# What is the best way to calculate variations in percentage?

I have developed a SaaS for hotels to calculate their environmental impact. In the dashboard I need to show a percentage of annual variation. That is, I need to be able to see how much the consumption of water, electricity, gas, waste, etc… has changed.

How should I do the calculation? What is the most efficient way to do it so that it does not consume too much WU?

I am scared that doing the do a search for 7 times (1 per KPIs) would insanely increase my WU consumption

Thank you!

How is the annual usage stored in the DB? Tell us about your data structure.

1st may be try to make your calculation then think about optimisation

I have 1 data type per KPI (electricity, gaz ,water, waste, laundry, CO2)

The data is divided by month in the database.

I already day the following calculation:

((Do a search for electricity 2023 each item item electricity:sum - Do a search for electricity 2024 each item item electricity:sum) / Do a search for electricity 2023 each item item electricity:sum) *100

It does the calculation but now keep in mind that I have to do the same calculation 7 times in the dashboard…

Did it really consume so many WU ?

Are you sure that’s the right approach, versus one data type for the value/date etc with an option set for the resource (gas/electric/CO2)?

Your expression seems fine, the alternative would be storing a calculated number in a different Thing that gets updated with a DB trigger whenever any relevant values change.
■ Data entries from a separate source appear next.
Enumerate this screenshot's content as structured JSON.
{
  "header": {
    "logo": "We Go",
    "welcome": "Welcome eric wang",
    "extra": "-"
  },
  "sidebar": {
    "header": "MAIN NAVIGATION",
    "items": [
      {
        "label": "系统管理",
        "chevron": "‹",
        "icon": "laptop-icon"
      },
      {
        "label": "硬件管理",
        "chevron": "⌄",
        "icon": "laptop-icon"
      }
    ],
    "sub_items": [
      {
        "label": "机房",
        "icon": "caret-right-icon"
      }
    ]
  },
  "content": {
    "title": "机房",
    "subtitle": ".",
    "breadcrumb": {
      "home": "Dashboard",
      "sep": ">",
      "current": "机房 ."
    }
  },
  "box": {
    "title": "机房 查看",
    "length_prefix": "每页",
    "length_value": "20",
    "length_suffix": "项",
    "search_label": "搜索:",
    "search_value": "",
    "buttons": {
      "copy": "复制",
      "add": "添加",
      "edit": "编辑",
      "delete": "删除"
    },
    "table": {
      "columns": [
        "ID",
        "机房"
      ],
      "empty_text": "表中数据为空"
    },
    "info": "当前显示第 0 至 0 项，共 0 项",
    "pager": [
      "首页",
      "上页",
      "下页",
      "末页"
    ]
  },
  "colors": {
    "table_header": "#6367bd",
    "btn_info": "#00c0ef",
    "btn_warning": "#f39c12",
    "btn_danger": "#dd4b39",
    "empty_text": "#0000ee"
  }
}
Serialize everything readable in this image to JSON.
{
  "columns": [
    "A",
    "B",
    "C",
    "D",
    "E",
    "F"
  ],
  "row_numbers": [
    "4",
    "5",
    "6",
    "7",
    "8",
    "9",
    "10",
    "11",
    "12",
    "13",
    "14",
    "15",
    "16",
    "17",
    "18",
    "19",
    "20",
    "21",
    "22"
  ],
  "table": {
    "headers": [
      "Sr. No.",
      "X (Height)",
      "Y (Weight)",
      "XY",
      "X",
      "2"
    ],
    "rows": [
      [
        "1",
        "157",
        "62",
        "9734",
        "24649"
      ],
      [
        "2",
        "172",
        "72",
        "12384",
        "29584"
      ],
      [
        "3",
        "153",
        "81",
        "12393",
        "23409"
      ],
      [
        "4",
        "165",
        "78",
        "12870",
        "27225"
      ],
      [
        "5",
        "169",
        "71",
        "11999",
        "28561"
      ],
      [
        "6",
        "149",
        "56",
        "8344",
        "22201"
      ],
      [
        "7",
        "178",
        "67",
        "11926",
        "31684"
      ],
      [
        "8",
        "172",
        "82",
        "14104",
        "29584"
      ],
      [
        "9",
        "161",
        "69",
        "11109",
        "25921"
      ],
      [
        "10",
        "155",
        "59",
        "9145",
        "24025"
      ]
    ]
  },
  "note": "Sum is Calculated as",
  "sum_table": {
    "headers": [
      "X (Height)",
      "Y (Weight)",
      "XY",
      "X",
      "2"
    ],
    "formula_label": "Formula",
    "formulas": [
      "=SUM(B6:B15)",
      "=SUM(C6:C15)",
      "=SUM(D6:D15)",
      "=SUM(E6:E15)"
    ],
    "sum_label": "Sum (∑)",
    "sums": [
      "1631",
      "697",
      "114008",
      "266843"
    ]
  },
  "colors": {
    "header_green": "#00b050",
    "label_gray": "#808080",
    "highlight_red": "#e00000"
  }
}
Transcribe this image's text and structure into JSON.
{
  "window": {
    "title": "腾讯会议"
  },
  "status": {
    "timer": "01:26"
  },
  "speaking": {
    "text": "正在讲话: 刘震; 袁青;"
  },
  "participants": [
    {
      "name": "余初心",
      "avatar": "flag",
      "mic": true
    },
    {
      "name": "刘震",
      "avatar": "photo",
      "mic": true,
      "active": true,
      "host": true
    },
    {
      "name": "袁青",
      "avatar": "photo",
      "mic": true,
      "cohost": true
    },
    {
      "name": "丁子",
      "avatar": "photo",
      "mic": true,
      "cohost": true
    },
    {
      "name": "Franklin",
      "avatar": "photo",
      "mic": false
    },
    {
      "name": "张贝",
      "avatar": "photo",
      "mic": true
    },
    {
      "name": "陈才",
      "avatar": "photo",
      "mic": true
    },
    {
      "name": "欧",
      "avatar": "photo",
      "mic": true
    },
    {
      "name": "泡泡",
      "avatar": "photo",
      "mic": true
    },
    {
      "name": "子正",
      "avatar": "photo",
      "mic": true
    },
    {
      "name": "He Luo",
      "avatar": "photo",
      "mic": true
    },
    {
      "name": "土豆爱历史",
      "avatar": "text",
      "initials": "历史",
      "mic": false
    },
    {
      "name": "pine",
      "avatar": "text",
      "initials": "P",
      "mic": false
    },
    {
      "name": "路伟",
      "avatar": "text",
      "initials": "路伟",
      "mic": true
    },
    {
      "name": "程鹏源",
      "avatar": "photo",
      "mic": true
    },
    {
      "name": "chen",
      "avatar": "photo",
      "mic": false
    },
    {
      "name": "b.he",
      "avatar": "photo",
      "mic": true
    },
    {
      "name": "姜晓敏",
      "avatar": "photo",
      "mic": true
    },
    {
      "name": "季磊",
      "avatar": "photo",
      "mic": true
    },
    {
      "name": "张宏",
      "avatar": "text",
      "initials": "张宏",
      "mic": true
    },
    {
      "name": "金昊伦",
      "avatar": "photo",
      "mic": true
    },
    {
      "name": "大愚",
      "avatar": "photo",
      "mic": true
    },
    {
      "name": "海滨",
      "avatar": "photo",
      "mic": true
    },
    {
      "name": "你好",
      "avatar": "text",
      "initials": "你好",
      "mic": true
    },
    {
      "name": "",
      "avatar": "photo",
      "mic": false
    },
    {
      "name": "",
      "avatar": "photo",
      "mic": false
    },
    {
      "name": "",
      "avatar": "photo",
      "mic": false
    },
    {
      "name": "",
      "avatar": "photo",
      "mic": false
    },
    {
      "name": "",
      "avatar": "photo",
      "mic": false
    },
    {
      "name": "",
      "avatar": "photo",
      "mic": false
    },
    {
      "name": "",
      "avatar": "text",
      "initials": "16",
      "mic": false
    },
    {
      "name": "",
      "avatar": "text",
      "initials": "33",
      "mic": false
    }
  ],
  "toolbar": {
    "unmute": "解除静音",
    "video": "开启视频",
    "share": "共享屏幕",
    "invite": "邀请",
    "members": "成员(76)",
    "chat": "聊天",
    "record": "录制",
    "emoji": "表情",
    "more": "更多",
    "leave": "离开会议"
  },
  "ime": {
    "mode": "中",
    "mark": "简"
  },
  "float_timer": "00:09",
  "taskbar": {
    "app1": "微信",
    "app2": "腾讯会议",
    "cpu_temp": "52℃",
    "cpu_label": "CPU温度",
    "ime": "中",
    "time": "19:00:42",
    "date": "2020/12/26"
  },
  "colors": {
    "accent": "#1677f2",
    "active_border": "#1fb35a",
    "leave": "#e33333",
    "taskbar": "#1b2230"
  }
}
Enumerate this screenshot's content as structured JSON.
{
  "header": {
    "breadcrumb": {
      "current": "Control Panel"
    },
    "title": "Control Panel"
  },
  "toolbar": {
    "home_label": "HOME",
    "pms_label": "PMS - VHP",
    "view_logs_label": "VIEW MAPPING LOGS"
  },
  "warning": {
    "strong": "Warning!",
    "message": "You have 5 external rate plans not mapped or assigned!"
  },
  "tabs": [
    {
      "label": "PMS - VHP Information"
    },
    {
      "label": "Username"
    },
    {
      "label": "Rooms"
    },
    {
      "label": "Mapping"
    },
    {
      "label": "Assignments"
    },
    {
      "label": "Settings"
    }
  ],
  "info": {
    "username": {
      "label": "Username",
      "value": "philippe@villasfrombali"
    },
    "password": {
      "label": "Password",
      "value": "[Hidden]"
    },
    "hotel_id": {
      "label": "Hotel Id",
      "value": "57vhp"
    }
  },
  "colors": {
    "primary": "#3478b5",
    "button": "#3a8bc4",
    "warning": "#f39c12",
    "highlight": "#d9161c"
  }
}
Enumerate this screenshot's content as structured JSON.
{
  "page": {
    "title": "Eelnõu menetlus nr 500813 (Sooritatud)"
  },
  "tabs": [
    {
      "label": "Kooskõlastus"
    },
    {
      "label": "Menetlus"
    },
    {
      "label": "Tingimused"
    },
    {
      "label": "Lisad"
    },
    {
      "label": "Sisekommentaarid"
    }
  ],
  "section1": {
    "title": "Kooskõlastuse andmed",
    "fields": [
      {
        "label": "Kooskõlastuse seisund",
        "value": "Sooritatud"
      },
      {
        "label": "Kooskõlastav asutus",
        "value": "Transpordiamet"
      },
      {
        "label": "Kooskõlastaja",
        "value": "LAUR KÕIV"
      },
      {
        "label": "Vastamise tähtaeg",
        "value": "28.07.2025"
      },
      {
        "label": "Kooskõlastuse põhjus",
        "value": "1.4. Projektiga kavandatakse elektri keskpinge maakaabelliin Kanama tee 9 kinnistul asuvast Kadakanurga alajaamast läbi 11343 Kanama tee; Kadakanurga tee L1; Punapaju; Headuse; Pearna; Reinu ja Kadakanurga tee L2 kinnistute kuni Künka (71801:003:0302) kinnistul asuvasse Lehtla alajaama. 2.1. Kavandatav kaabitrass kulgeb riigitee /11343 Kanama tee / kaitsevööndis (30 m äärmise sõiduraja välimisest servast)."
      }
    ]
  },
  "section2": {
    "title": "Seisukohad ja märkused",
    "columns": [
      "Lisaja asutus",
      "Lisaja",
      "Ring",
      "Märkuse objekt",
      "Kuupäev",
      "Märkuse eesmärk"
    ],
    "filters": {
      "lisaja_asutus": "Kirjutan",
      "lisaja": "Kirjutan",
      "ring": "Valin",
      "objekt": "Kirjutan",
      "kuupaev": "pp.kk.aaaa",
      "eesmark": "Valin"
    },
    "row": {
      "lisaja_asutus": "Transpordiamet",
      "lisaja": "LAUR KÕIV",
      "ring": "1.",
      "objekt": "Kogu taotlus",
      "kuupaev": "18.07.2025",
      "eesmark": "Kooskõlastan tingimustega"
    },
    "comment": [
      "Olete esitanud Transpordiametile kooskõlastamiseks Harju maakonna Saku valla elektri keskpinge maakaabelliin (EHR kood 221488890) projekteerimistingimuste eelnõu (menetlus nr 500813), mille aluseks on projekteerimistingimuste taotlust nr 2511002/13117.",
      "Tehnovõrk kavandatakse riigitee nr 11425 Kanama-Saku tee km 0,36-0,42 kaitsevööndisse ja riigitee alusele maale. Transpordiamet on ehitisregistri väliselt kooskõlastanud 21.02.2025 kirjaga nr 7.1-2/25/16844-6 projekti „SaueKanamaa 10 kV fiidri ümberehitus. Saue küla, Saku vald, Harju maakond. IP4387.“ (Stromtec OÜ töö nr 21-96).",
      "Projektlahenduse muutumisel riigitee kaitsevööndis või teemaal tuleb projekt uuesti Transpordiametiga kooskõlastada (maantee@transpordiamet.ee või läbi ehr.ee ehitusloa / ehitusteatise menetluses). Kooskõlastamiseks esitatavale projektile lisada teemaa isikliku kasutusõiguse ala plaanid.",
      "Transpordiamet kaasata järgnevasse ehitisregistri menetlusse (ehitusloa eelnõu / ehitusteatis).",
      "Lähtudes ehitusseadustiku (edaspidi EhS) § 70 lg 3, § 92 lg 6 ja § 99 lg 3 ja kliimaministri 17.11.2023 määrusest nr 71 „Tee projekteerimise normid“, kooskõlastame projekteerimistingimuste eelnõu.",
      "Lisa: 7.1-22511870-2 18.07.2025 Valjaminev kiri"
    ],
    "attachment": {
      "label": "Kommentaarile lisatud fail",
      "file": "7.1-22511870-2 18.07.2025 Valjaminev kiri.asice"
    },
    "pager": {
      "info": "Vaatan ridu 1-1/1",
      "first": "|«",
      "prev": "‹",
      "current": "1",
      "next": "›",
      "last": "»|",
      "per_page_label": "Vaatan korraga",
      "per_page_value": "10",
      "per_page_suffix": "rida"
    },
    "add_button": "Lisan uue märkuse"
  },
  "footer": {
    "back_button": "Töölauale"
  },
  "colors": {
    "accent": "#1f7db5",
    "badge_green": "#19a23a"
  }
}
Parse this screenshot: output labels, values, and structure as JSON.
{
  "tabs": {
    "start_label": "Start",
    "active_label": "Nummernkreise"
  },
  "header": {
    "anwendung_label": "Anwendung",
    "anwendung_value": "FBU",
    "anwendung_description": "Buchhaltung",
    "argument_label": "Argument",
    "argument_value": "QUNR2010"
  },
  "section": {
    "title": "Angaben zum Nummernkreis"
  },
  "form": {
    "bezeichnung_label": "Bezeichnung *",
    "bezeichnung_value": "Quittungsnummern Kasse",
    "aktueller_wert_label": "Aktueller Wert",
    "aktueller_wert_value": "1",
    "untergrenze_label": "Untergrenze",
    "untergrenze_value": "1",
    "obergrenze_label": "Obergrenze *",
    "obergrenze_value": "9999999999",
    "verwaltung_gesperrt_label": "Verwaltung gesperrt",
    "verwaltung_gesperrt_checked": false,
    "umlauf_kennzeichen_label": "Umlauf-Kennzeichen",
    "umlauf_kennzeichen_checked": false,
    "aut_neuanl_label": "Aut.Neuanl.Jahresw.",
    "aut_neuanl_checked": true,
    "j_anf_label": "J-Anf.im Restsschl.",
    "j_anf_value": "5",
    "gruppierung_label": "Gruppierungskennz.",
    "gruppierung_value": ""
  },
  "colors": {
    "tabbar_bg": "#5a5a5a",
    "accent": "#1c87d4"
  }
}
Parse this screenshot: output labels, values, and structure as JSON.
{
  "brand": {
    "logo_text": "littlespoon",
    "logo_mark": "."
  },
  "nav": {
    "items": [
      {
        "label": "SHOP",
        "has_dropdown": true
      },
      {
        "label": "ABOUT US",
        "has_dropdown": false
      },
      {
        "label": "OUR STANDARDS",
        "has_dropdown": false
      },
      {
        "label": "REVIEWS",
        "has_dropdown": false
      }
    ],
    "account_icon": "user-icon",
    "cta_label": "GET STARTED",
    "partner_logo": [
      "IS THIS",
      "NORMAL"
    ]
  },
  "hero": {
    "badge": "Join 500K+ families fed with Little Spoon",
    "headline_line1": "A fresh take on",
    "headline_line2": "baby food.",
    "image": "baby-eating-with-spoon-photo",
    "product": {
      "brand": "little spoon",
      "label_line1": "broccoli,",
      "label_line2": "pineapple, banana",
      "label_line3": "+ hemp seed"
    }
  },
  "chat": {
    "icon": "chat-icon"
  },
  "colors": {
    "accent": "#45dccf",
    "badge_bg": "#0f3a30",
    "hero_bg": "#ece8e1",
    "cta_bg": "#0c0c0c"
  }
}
May work out more efficient depending on the read/write ratio.

I’m not sure I follow you… What do you mean by option set in that case? How would that be done?

Thanks!

Presumably all of your KPI data types are very similar… they all include a value, a year, the User etc

The KPI is the measurement (the Thing). The difference is what you’re measuring (i.e, a property of the Thing = a field, in this case defined by an option set).

This depends on how you’re actually using these KPIs and what you’re storing on them but you get the idea.